A Tiny Amazon Tribe Just Won A Landmark Case Against The Big Oil Companies

A small Indigenous tribe has won a landmark case against the Ecuadorian government that will change how much power the big oil companies have. The Waorani community, who lives in the Amazon rainforest, banded together and brought forth a case against the Ecuadorian government.

The case goes all the way back to 2012 when the Ecuador government attempted to sell off land to big oil companies. The shocking ruling saved millions of acres of land and included in a specific clause that could set a new precedent for protecting Indigenous land rights.

The Ecuador Government Was Trying To Auction Off Land To Oil Companies Back In 2012

Waorani indigenous woman holding protest sign outside the ministry of natural resources
CRISTINA VEGA/AFP/Getty Images
CRISTINA VEGA/AFP/Getty Images

The Waorani troubles began back in 2012 when the Ecuador government began to divide the southern Amazon forest into blocks.

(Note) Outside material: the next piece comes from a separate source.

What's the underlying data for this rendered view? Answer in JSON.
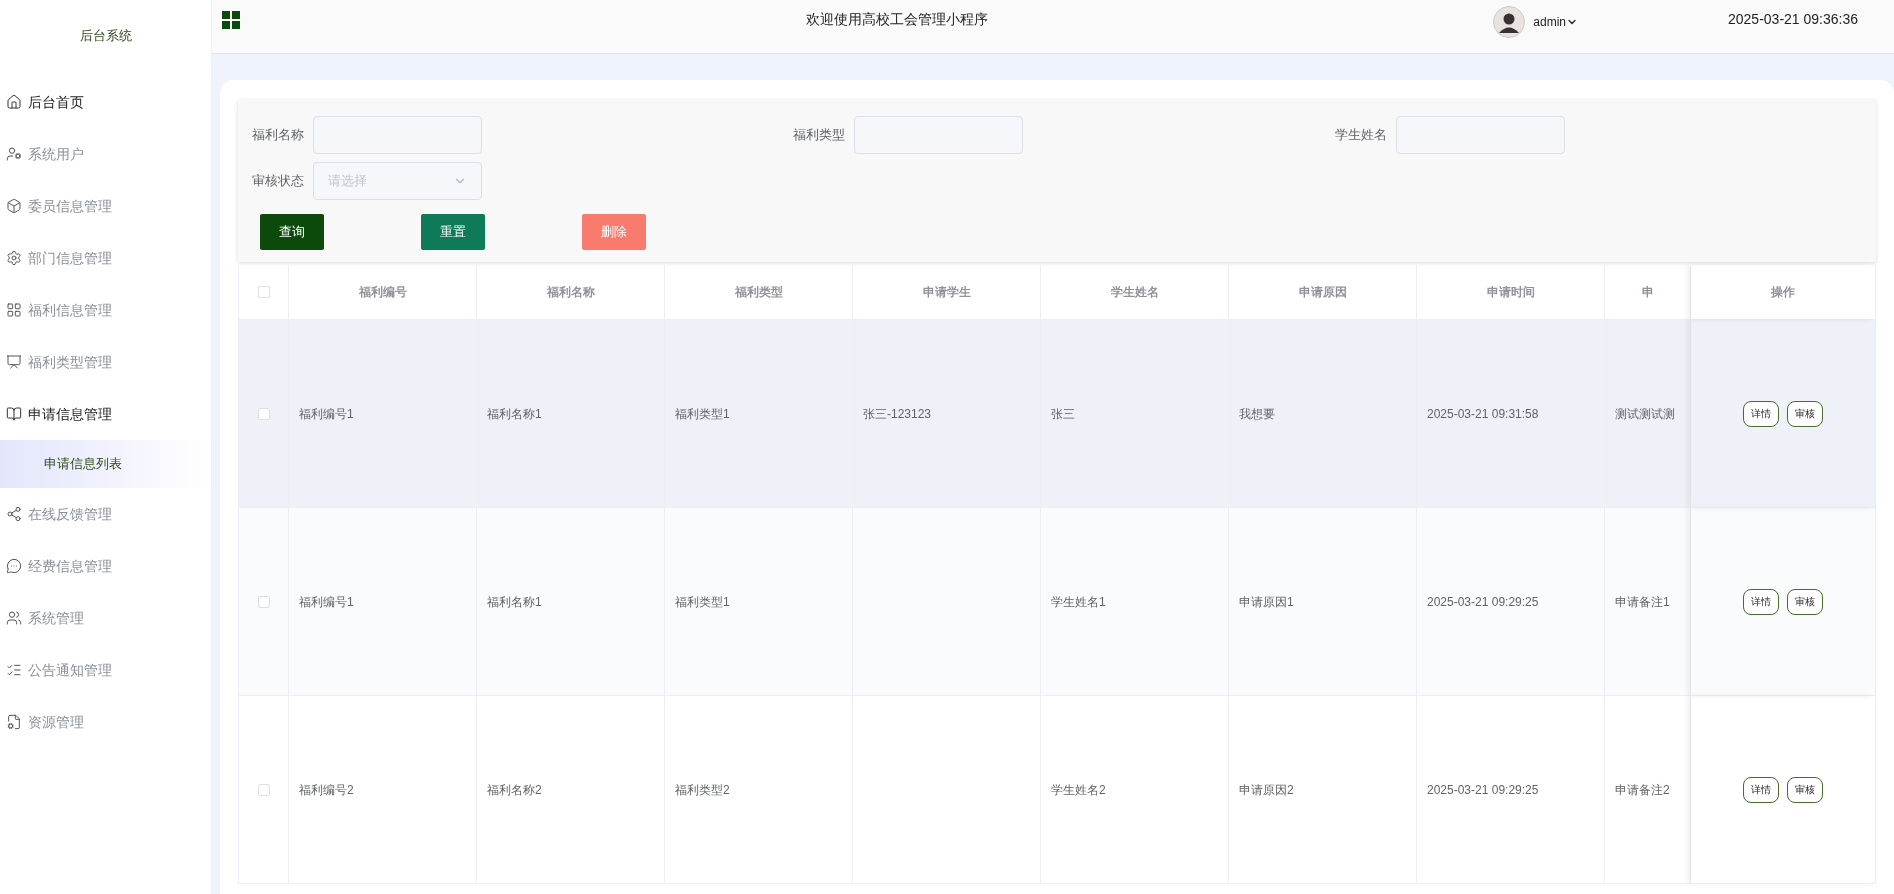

They intended to put them up for sale at an international auction for oil companies. Of those blocks, number 22 overlapped almost entirely with Waorani protected territory.

According to international law, a government has to undergo a “free, prior, and informed consent process” with the Indigenous community before they can make any changes to the land. The Waorani claimed that didn’t happen.